▽
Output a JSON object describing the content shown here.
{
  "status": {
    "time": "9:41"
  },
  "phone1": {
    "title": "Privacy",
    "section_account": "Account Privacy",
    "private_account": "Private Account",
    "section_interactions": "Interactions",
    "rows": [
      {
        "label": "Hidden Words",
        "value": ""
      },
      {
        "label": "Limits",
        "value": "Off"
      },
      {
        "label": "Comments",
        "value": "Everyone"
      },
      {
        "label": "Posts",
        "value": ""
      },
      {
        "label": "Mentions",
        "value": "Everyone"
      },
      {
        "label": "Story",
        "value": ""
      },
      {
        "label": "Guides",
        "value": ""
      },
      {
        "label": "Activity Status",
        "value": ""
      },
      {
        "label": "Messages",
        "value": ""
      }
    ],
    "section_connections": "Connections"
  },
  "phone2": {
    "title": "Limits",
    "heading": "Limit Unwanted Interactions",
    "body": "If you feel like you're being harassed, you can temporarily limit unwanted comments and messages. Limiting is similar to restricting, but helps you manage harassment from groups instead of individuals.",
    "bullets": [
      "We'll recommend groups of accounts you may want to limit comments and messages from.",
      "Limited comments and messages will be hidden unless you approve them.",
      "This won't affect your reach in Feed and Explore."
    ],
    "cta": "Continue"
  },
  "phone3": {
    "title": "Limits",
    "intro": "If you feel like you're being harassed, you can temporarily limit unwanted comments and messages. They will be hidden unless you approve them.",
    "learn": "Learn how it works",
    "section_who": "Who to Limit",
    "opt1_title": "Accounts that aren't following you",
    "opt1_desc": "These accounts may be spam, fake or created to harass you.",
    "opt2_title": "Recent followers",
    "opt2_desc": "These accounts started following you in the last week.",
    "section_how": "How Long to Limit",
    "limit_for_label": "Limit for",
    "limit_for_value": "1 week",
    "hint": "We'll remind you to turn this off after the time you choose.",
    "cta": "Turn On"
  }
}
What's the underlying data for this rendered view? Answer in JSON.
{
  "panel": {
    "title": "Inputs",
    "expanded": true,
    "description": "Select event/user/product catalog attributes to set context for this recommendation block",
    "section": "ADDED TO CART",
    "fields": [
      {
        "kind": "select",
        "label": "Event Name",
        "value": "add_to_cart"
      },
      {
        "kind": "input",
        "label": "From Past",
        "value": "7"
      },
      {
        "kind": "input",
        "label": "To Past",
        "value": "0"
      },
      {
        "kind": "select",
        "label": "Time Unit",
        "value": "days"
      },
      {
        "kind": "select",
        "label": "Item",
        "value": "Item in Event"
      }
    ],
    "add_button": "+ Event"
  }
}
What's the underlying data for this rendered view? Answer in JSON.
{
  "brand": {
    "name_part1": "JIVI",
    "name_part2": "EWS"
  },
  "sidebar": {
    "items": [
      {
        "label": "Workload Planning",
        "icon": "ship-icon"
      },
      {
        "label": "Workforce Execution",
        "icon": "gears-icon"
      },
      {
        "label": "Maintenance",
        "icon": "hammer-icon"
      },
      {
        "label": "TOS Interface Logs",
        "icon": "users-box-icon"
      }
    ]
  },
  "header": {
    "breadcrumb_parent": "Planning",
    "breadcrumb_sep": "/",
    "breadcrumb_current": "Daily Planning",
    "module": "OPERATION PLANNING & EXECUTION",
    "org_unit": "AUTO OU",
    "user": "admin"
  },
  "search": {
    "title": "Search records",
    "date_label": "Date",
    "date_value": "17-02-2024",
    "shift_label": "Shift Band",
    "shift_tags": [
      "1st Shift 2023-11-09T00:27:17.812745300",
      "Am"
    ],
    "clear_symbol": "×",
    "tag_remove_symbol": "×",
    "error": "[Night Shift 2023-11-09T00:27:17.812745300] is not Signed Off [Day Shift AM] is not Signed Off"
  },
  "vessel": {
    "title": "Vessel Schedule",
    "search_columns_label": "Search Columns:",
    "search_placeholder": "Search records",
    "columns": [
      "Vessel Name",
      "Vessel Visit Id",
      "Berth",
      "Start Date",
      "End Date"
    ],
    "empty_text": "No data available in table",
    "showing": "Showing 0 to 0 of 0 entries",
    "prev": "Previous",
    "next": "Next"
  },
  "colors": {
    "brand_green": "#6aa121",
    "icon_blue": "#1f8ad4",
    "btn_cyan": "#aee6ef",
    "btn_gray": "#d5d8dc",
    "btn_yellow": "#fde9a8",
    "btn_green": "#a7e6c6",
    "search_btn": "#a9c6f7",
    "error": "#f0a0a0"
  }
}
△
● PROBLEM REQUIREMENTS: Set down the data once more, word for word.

● RESPONSE BELOW:
Output a JSON object describing the content shown here.
{
  "status": {
    "time": "9:41"
  },
  "phone1": {
    "title": "Privacy",
    "section_account": "Account Privacy",
    "private_account": "Private Account",
    "section_interactions": "Interactions",
    "rows": [
      {
        "label": "Hidden Words",
        "value": ""
      },
      {
        "label": "Limits",
        "value": "Off"
      },
      {
        "label": "Comments",
        "value": "Everyone"
      },
      {
        "label": "Posts",
        "value": ""
      },
      {
        "label": "Mentions",
        "value": "Everyone"
      },
      {
        "label": "Story",
        "value": ""
      },
      {
        "label": "Guides",
        "value": ""
      },
      {
        "label": "Activity Status",
        "value": ""
      },
      {
        "label": "Messages",
        "value": ""
      }
    ],
    "section_connections": "Connections"
  },
  "phone2": {
    "title": "Limits",
    "heading": "Limit Unwanted Interactions",
    "body": "If you feel like you're being harassed, you can temporarily limit unwanted comments and messages. Limiting is similar to restricting, but helps you manage harassment from groups instead of individuals.",
    "bullets": [
      "We'll recommend groups of accounts you may want to limit comments and messages from.",
      "Limited comments and messages will be hidden unless you approve them.",
      "This won't affect your reach in Feed and Explore."
    ],
    "cta": "Continue"
  },
  "phone3": {
    "title": "Limits",
    "intro": "If you feel like you're being harassed, you can temporarily limit unwanted comments and messages. They will be hidden unless you approve them.",
    "learn": "Learn how it works",
    "section_who": "Who to Limit",
    "opt1_title": "Accounts that aren't following you",
    "opt1_desc": "These accounts may be spam, fake or created to harass you.",
    "opt2_title": "Recent followers",
    "opt2_desc": "These accounts started following you in the last week.",
    "section_how": "How Long to Limit",
    "limit_for_label": "Limit for",
    "limit_for_value": "1 week",
    "hint": "We'll remind you to turn this off after the time you choose.",
    "cta": "Turn On"
  }
}
What's the underlying data for this rendered view? Answer in JSON.
{
  "panel": {
    "title": "Inputs",
    "expanded": true,
    "description": "Select event/user/product catalog attributes to set context for this recommendation block",
    "section": "ADDED TO CART",
    "fields": [
      {
        "kind": "select",
        "label": "Event Name",
        "value": "add_to_cart"
      },
      {
        "kind": "input",
        "label": "From Past",
        "value": "7"
      },
      {
        "kind": "input",
        "label": "To Past",
        "value": "0"
      },
      {
        "kind": "select",
        "label": "Time Unit",
        "value": "days"
      },
      {
        "kind": "select",
        "label": "Item",
        "value": "Item in Event"
      }
    ],
    "add_button": "+ Event"
  }
}
What's the underlying data for this rendered view? Answer in JSON.
{
  "brand": {
    "name_part1": "JIVI",
    "name_part2": "EWS"
  },
  "sidebar": {
    "items": [
      {
        "label": "Workload Planning",
        "icon": "ship-icon"
      },
      {
        "label": "Workforce Execution",
        "icon": "gears-icon"
      },
      {
        "label": "Maintenance",
        "icon": "hammer-icon"
      },
      {
        "label": "TOS Interface Logs",
        "icon": "users-box-icon"
      }
    ]
  },
  "header": {
    "breadcrumb_parent": "Planning",
    "breadcrumb_sep": "/",
    "breadcrumb_current": "Daily Planning",
    "module": "OPERATION PLANNING & EXECUTION",
    "org_unit": "AUTO OU",
    "user": "admin"
  },
  "search": {
    "title": "Search records",
    "date_label": "Date",
    "date_value": "17-02-2024",
    "shift_label": "Shift Band",
    "shift_tags": [
      "1st Shift 2023-11-09T00:27:17.812745300",
      "Am"
    ],
    "clear_symbol": "×",
    "tag_remove_symbol": "×",
    "error": "[Night Shift 2023-11-09T00:27:17.812745300] is not Signed Off [Day Shift AM] is not Signed Off"
  },
  "vessel": {
    "title": "Vessel Schedule",
    "search_columns_label": "Search Columns:",
    "search_placeholder": "Search records",
    "columns": [
      "Vessel Name",
      "Vessel Visit Id",
      "Berth",
      "Start Date",
      "End Date"
    ],
    "empty_text": "No data available in table",
    "showing": "Showing 0 to 0 of 0 entries",
    "prev": "Previous",
    "next": "Next"
  },
  "colors": {
    "brand_green": "#6aa121",
    "icon_blue": "#1f8ad4",
    "btn_cyan": "#aee6ef",
    "btn_gray": "#d5d8dc",
    "btn_yellow": "#fde9a8",
    "btn_green": "#a7e6c6",
    "search_btn": "#a9c6f7",
    "error": "#f0a0a0"
  }
}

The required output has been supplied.